TRY IT: The entries below are to be written out again without alteration.

GIVEN INFORMATION:
========================================

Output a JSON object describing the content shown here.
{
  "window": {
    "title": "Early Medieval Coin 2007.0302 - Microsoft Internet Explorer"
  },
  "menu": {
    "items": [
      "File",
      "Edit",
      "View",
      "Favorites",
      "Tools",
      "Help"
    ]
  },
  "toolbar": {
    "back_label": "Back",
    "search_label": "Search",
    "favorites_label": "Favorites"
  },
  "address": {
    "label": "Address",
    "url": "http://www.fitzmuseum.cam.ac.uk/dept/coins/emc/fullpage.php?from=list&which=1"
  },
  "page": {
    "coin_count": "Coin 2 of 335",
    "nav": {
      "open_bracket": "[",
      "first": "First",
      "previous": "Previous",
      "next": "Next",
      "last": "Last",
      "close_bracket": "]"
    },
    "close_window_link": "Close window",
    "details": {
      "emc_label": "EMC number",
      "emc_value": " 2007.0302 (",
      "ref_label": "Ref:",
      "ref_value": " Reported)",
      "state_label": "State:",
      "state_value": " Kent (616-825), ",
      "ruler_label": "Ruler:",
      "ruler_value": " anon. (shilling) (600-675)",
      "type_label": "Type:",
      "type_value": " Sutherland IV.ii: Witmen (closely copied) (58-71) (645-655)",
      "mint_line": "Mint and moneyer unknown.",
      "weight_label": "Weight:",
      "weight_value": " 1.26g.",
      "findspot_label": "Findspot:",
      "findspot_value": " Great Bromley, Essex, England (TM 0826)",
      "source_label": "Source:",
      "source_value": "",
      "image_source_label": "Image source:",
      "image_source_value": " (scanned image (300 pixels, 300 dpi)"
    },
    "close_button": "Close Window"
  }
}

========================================

SOLUTION FOR THIS PROBLEM:
Output a JSON object describing the content shown here.
{
  "window": {
    "title": "Early Medieval Coin 2007.0302 - Microsoft Internet Explorer"
  },
  "menu": {
    "items": [
      "File",
      "Edit",
      "View",
      "Favorites",
      "Tools",
      "Help"
    ]
  },
  "toolbar": {
    "back_label": "Back",
    "search_label": "Search",
    "favorites_label": "Favorites"
  },
  "address": {
    "label": "Address",
    "url": "http://www.fitzmuseum.cam.ac.uk/dept/coins/emc/fullpage.php?from=list&which=1"
  },
  "page": {
    "coin_count": "Coin 2 of 335",
    "nav": {
      "open_bracket": "[",
      "first": "First",
      "previous": "Previous",
      "next": "Next",
      "last": "Last",
      "close_bracket": "]"
    },
    "close_window_link": "Close window",
    "details": {
      "emc_label": "EMC number",
      "emc_value": " 2007.0302 (",
      "ref_label": "Ref:",
      "ref_value": " Reported)",
      "state_label": "State:",
      "state_value": " Kent (616-825), ",
      "ruler_label": "Ruler:",
      "ruler_value": " anon. (shilling) (600-675)",
      "type_label": "Type:",
      "type_value": " Sutherland IV.ii: Witmen (closely copied) (58-71) (645-655)",
      "mint_line": "Mint and moneyer unknown.",
      "weight_label": "Weight:",
      "weight_value": " 1.26g.",
      "findspot_label": "Findspot:",
      "findspot_value": " Great Bromley, Essex, England (TM 0826)",
      "source_label": "Source:",
      "source_value": "",
      "image_source_label": "Image source:",
      "image_source_value": " (scanned image (300 pixels, 300 dpi)"
    },
    "close_button": "Close Window"
  }
}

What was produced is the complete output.